Your child has regular follow up appointments. This is generally every few months for the first 2 years. The follow up appointments then gradually get further apart. All children have at least 5 years follow up with their doctor. These appointments are to check:
- how they are recovering
- their development
- if they are having any problems following treatment
- if there are any signs of the Wilms tumour coming back
Children will also have regular tests such as x-rays and ultrasounds of the tummy during this time.
Long term side effects
Very few children have long term side effects from treatment, or from having one kidney. Some of the long term problems that can happen include:
- changes to how the heart works due to having doxorubicin chemotherapy. Your child will have regular heart scans to check this.
- your child’s kidney stops working properly. This may mean they need help to remove waste products from the blood (dialysis) or a new kidney (kidney transplant)
- a very small risk of developing a second cancer later in life
- a risk of being unable to have children when they are older if they have had a chemotherapy drug called cyclophosphamide
- a risk of hearing problems due to the effects of having carboplatin chemotherapy
Long term follow up clinics are available for those who are 5 years or more when they finish treatment. Your child usually sees a specialist nurse. The specialist nurse can make referrals to other health professionals if needed.
Wilms tumour that has not gone away or has come back
Wilms tumour that does not go away is called refractory disease. Wilms tumour that comes back after treatment is called relapsed disease. It can be more difficult to control relapsed or refractory Wilms tumour but there are treatments available.
Relapsed Wilms tumour are rare.

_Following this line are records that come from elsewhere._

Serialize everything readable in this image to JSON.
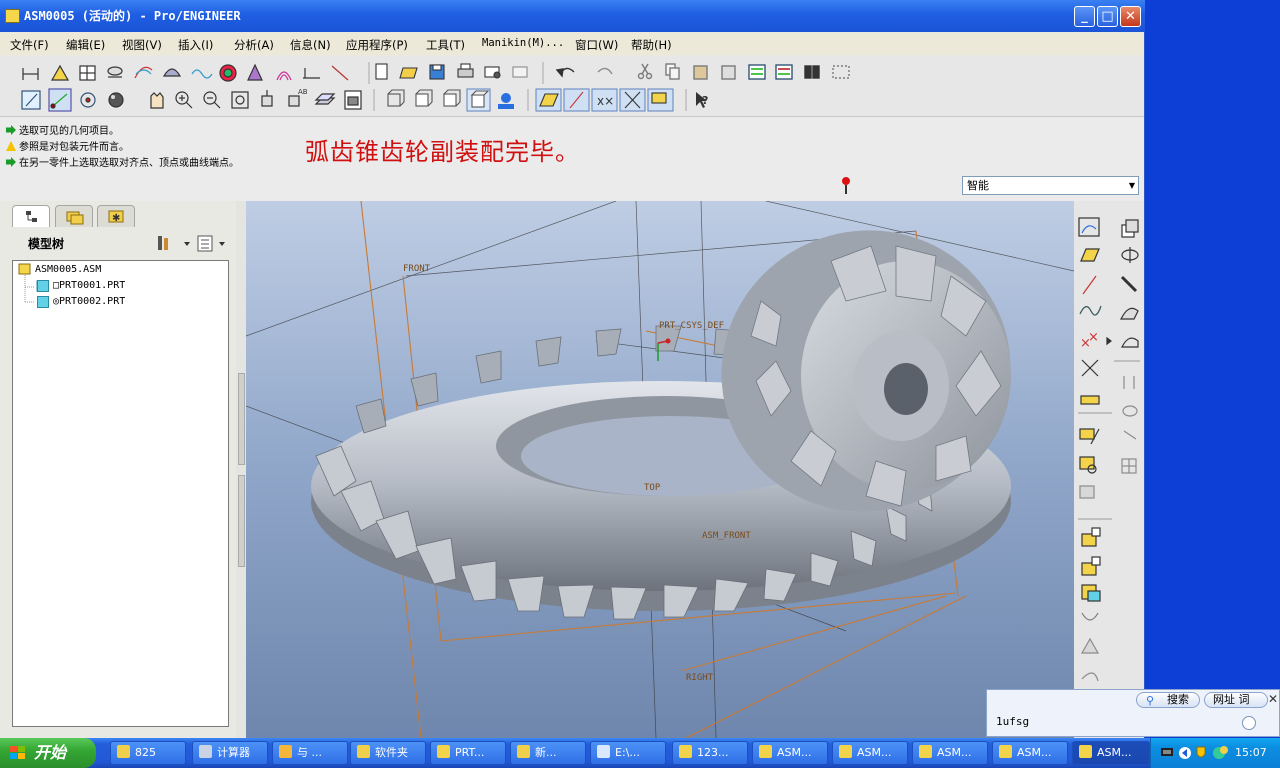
{
  "window": {
    "title": "ASM0005 (活动的) - Pro/ENGINEER",
    "controls": {
      "minimize": "_",
      "maximize": "□",
      "close": "✕"
    }
  },
  "menubar": {
    "items": [
      {
        "label": "文件(F)"
      },
      {
        "label": "编辑(E)"
      },
      {
        "label": "视图(V)"
      },
      {
        "label": "插入(I)"
      },
      {
        "label": "分析(A)"
      },
      {
        "label": "信息(N)"
      },
      {
        "label": "应用程序(P)"
      },
      {
        "label": "工具(T)"
      },
      {
        "label": "Manikin(M)..."
      },
      {
        "label": "窗口(W)"
      },
      {
        "label": "帮助(H)"
      }
    ]
  },
  "messages": [
    {
      "text": "选取可见的几何项目。",
      "kind": "arrow"
    },
    {
      "text": "参照是对包装元件而言。",
      "kind": "warning"
    },
    {
      "text": "在另一零件上选取选取对齐点、顶点或曲线端点。",
      "kind": "arrow"
    }
  ],
  "headline": "弧齿锥齿轮副装配完毕。",
  "filter_select": {
    "value": "智能"
  },
  "model_tree": {
    "header": "模型树",
    "items": [
      {
        "label": "ASM0005.ASM",
        "level": 0
      },
      {
        "label": "□PRT0001.PRT",
        "level": 1
      },
      {
        "label": "◎PRT0002.PRT",
        "level": 1
      }
    ]
  },
  "viewport": {
    "datum_labels": {
      "front": "FRONT",
      "prt_csys": "PRT_CSYS_DEF",
      "top": "TOP",
      "asm_front": "ASM_FRONT",
      "right": "RIGHT"
    }
  },
  "search_popup": {
    "search_label": "搜索",
    "address_label": "网址 词",
    "input_value": "1ufsg",
    "close": "✕"
  },
  "taskbar": {
    "start_label": "开始",
    "tasks": [
      {
        "label": "825",
        "icon": "folder-icon"
      },
      {
        "label": "计算器",
        "icon": "calculator-icon"
      },
      {
        "label": "与 ...",
        "icon": "chat-icon"
      },
      {
        "label": "软件夹",
        "icon": "folder-icon"
      },
      {
        "label": "PRT...",
        "icon": "proe-icon"
      },
      {
        "label": "新...",
        "icon": "folder-icon"
      },
      {
        "label": "E:\\...",
        "icon": "explorer-icon"
      },
      {
        "label": "123...",
        "icon": "proe-icon"
      },
      {
        "label": "ASM...",
        "icon": "proe-icon"
      },
      {
        "label": "ASM...",
        "icon": "proe-icon"
      },
      {
        "label": "ASM...",
        "icon": "proe-icon"
      },
      {
        "label": "ASM...",
        "icon": "proe-icon"
      },
      {
        "label": "ASM...",
        "icon": "proe-icon",
        "active": true
      }
    ],
    "clock": "15:07"
  },
  "colors": {
    "title_blue": "#1f5ee3",
    "headline_red": "#d01010",
    "viewport_top": "#bfcde4",
    "viewport_bottom": "#6f86ad",
    "datum_orange": "#c87a34"
  }
}
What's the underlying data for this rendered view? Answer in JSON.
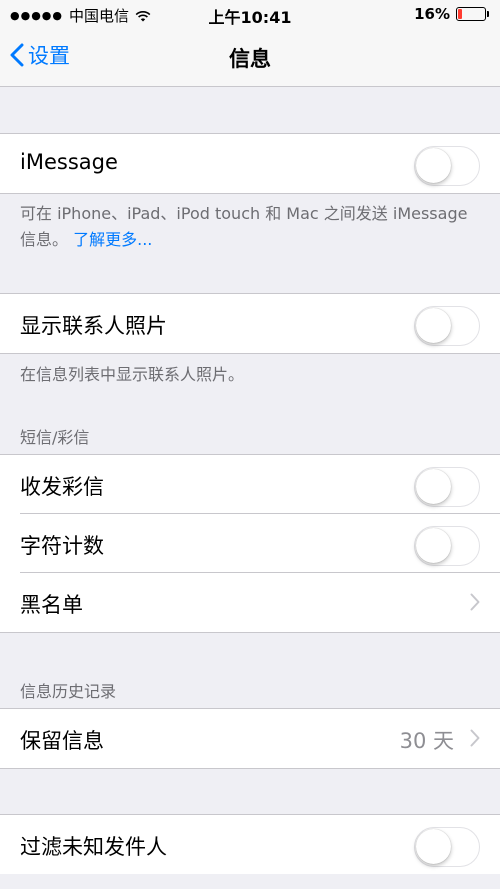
{
  "status_bar": {
    "signal": "●●●●●",
    "carrier": "中国电信",
    "time": "上午10:41",
    "battery_percent": "16%",
    "battery_level": 0.16,
    "battery_color": "#ff3b30"
  },
  "nav": {
    "back_label": "设置",
    "title": "信息"
  },
  "imessage": {
    "label": "iMessage",
    "enabled": false,
    "footnote": "可在 iPhone、iPad、iPod touch 和 Mac 之间发送 iMessage 信息。",
    "learn_more": "了解更多..."
  },
  "contact_photos": {
    "label": "显示联系人照片",
    "enabled": false,
    "footnote": "在信息列表中显示联系人照片。"
  },
  "sms_section": {
    "header": "短信/彩信",
    "mms_label": "收发彩信",
    "mms_enabled": false,
    "char_count_label": "字符计数",
    "char_count_enabled": false,
    "blocked_label": "黑名单"
  },
  "history_section": {
    "header": "信息历史记录",
    "keep_label": "保留信息",
    "keep_value": "30 天"
  },
  "filter": {
    "label": "过滤未知发件人",
    "enabled": false
  },
  "colors": {
    "accent": "#007aff",
    "background": "#efeff4",
    "separator": "#c8c7cc"
  }
}
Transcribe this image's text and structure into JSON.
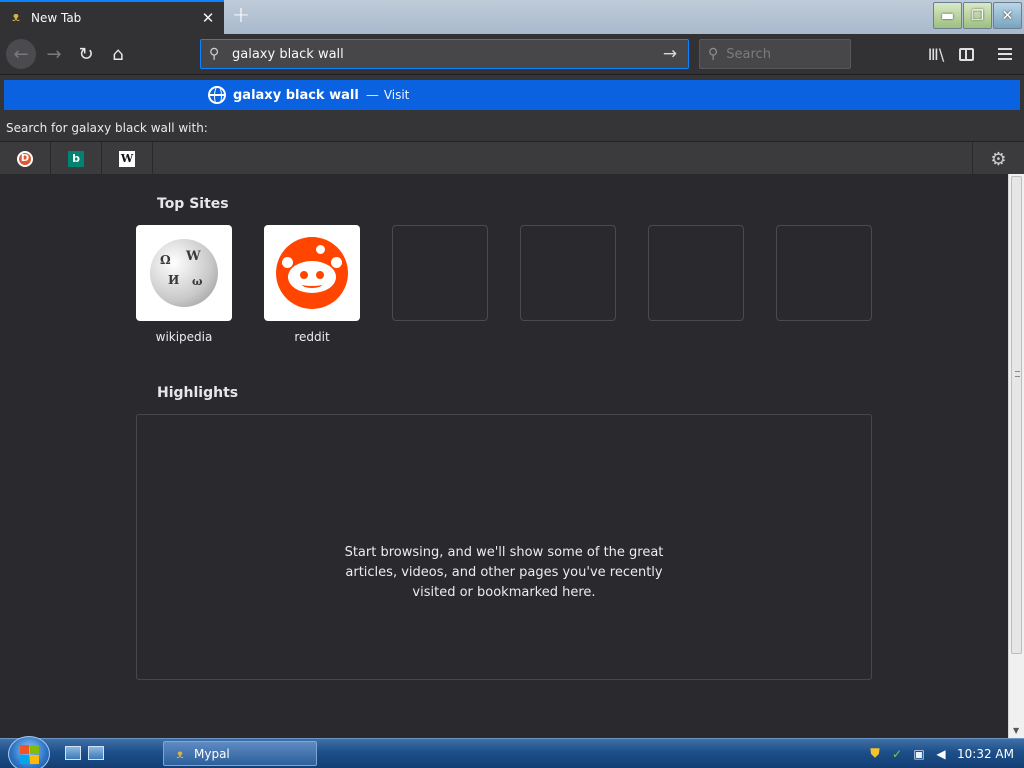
{
  "tab": {
    "title": "New Tab",
    "favicon": "bat-icon",
    "close_glyph": "✕"
  },
  "newtab_glyph": "+",
  "window_buttons": {
    "minimize_glyph": "▬",
    "maximize_glyph": "❐",
    "close_glyph": "✕"
  },
  "nav": {
    "back_glyph": "←",
    "forward_glyph": "→",
    "reload_glyph": "↻",
    "home_glyph": "⌂",
    "library_glyph": "Ⅲ\\"
  },
  "urlbar": {
    "value": "galaxy black wall",
    "search_glyph": "⚲",
    "go_glyph": "→"
  },
  "searchbar": {
    "placeholder": "Search",
    "search_glyph": "⚲"
  },
  "suggestion": {
    "title": "galaxy black wall",
    "separator": "—",
    "action": "Visit"
  },
  "search_with_label": "Search for galaxy black wall with:",
  "engines": [
    {
      "name": "DuckDuckGo",
      "icon": "duckduckgo-icon",
      "glyph": "D"
    },
    {
      "name": "Bing",
      "icon": "bing-icon",
      "glyph": "b"
    },
    {
      "name": "Wikipedia",
      "icon": "wikipedia-icon",
      "glyph": "W"
    }
  ],
  "settings_glyph": "⚙",
  "top_sites": {
    "title": "Top Sites",
    "sites": [
      {
        "label": "wikipedia",
        "icon": "wikipedia-globe-icon"
      },
      {
        "label": "reddit",
        "icon": "reddit-icon"
      }
    ]
  },
  "highlights": {
    "title": "Highlights",
    "message": "Start browsing, and we'll show some of the great articles, videos, and other pages you've recently visited or bookmarked here."
  },
  "taskbar": {
    "task_label": "Mypal",
    "task_icon_glyph": "ᴥ",
    "clock": "10:32 AM",
    "tray_glyphs": {
      "shield": "⛊",
      "flag": "✓",
      "network": "▣",
      "volume": "◀"
    }
  },
  "colors": {
    "accent": "#0a84ff",
    "suggestion_bg": "#0a62e0",
    "content_bg": "#2a2a2e",
    "toolbar_bg": "#323234",
    "reddit": "#ff4500"
  }
}
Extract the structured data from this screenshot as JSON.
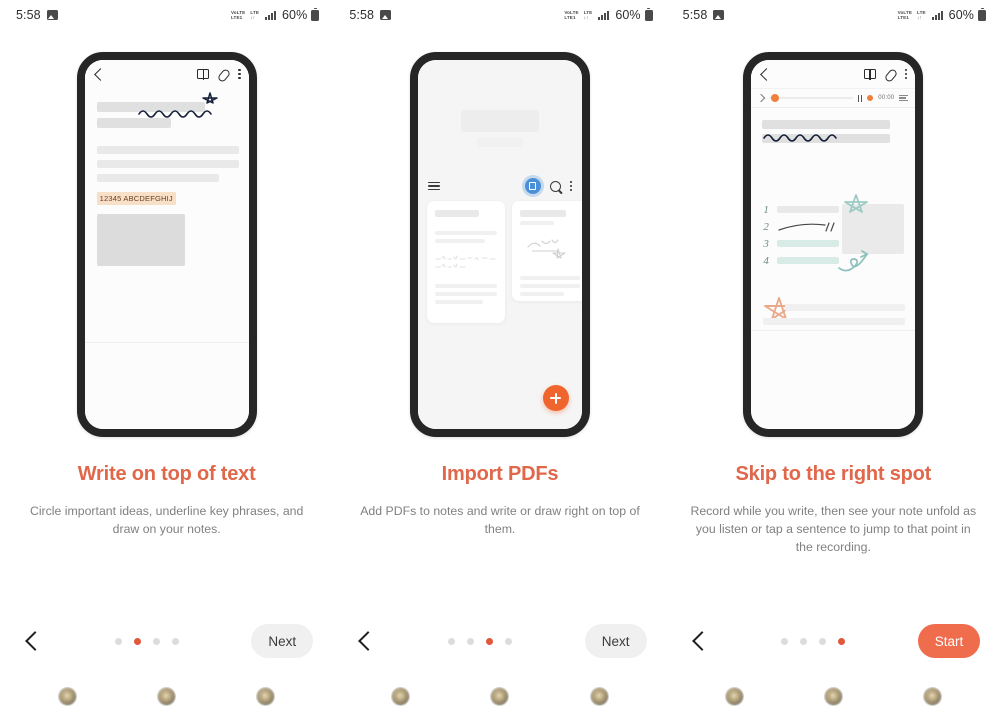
{
  "statusbar": {
    "time": "5:58",
    "photo_icon": "photo-icon",
    "volte_line1": "VoLTE",
    "volte_line2": "LTE1",
    "network_label": "LTE",
    "battery": "60%"
  },
  "panels": [
    {
      "id": "write-on-top-of-text",
      "headline": "Write on top of text",
      "subtext": "Circle important ideas, underline key phrases, and draw on your notes.",
      "phone": {
        "type": "note-editor",
        "toolbar": {
          "back_icon": "back-chevron-icon",
          "book_icon": "book-view-icon",
          "attach_icon": "paperclip-icon",
          "more_icon": "more-vertical-icon"
        },
        "highlighted_text": "12345  ABCDEFGHIJ",
        "ink": [
          "squiggle-underline",
          "hand-drawn-star"
        ]
      },
      "footer": {
        "back_icon": "back-chevron-icon",
        "dots": 4,
        "active_dot": 1,
        "cta_label": "Next",
        "cta_style": "ghost"
      }
    },
    {
      "id": "import-pdfs",
      "headline": "Import PDFs",
      "subtext": "Add PDFs to notes and write or draw right on top of them.",
      "phone": {
        "type": "notes-list",
        "toolbar": {
          "menu_icon": "hamburger-menu-icon",
          "pdf_icon": "import-pdf-icon",
          "search_icon": "search-icon",
          "more_icon": "more-vertical-icon"
        },
        "fab_icon": "add-note-fab-icon",
        "cards": 2
      },
      "footer": {
        "back_icon": "back-chevron-icon",
        "dots": 4,
        "active_dot": 2,
        "cta_label": "Next",
        "cta_style": "ghost"
      }
    },
    {
      "id": "skip-to-the-right-spot",
      "headline": "Skip to the right spot",
      "subtext": "Record while you write, then see your note unfold as you listen or tap a sentence to jump to that point in the recording.",
      "phone": {
        "type": "note-with-audio",
        "toolbar": {
          "back_icon": "back-chevron-icon",
          "book_icon": "book-view-icon",
          "attach_icon": "paperclip-icon",
          "more_icon": "more-vertical-icon"
        },
        "player": {
          "expand_icon": "chevron-right-icon",
          "pause_icon": "pause-icon",
          "record_icon": "record-dot-icon",
          "elapsed": "00:00",
          "list_icon": "playlist-icon"
        },
        "list_numbers": [
          "1",
          "2",
          "3",
          "4"
        ],
        "ink": [
          "squiggle-underline",
          "teal-star",
          "teal-arrow",
          "orange-star"
        ]
      },
      "footer": {
        "back_icon": "back-chevron-icon",
        "dots": 4,
        "active_dot": 3,
        "cta_label": "Start",
        "cta_style": "solid"
      }
    }
  ],
  "colors": {
    "accent": "#e0674a",
    "cta_solid": "#ef6c4d",
    "highlight": "#f7dfc8",
    "fab": "#f0652e",
    "pdf_badge": "#4a90d9",
    "teal": "#d8ebe6"
  },
  "badges": {
    "icon": "seal-badge-icon",
    "count_per_panel": 3
  }
}
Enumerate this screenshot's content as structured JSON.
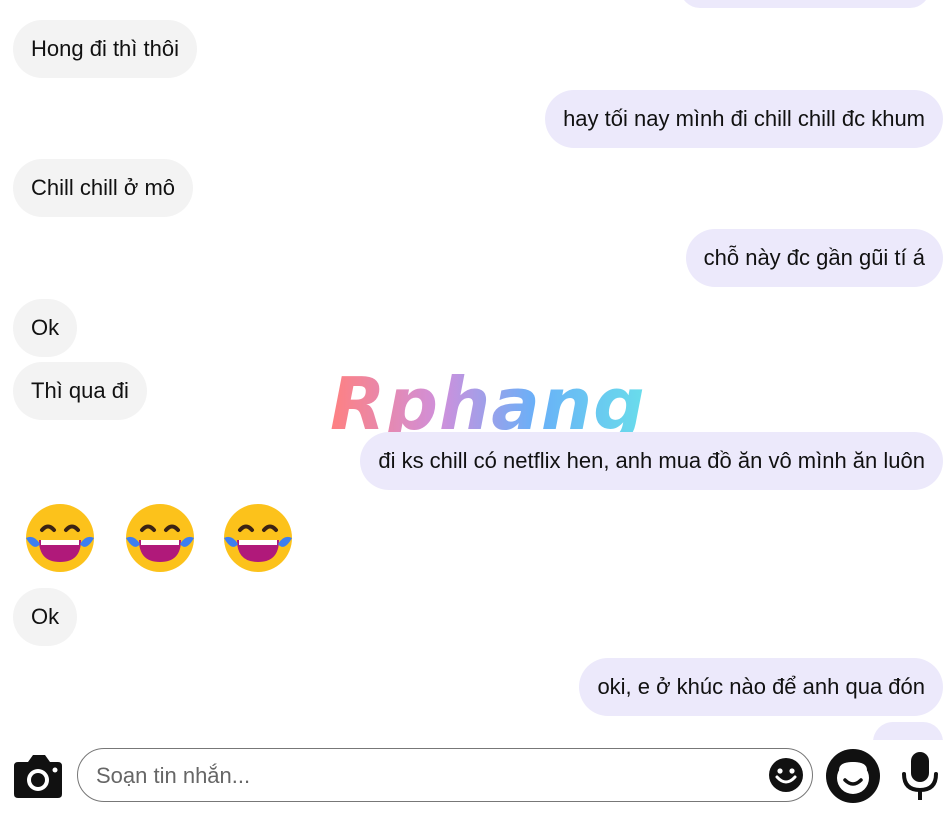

If it does come back, it is most likely to happen in the first 2 years after treatment. Relapse is more common in children who:
- had cancer cells in distant parts of the body when they were diagnosed
- had cells that looked very abnormal under a microscope
Your child’s specialist team will explain the different options and support you through this difficult time. The different options will depend on a number of factors such as:
- what treatment they have already had
- where the cancer is
- their general health
- the stage and risk group of the cancer when they were first diagnosed
Researchers are looking at improving the treatment for Wilms tumour, and to understand more about it. There is a large international study that’s collecting information from the time of diagnosis to how well the treatment has worked.
You can find out more about current research from your child’s healthcare team.
Getting support and information
Parents have a lot to think about and are likely to be very worried about getting the best treatment for their child. Feeling frightened about your child having cancer is normal.
Talk to the doctors and nurses about any worries that you have. They want you to feel comfortable and confident with the treatment and care that your child is getting.
Cancer Research UK has an online forum called Cancer Chat. You may find it helpful to join the forum to talk to other people whose children or relatives have cancer.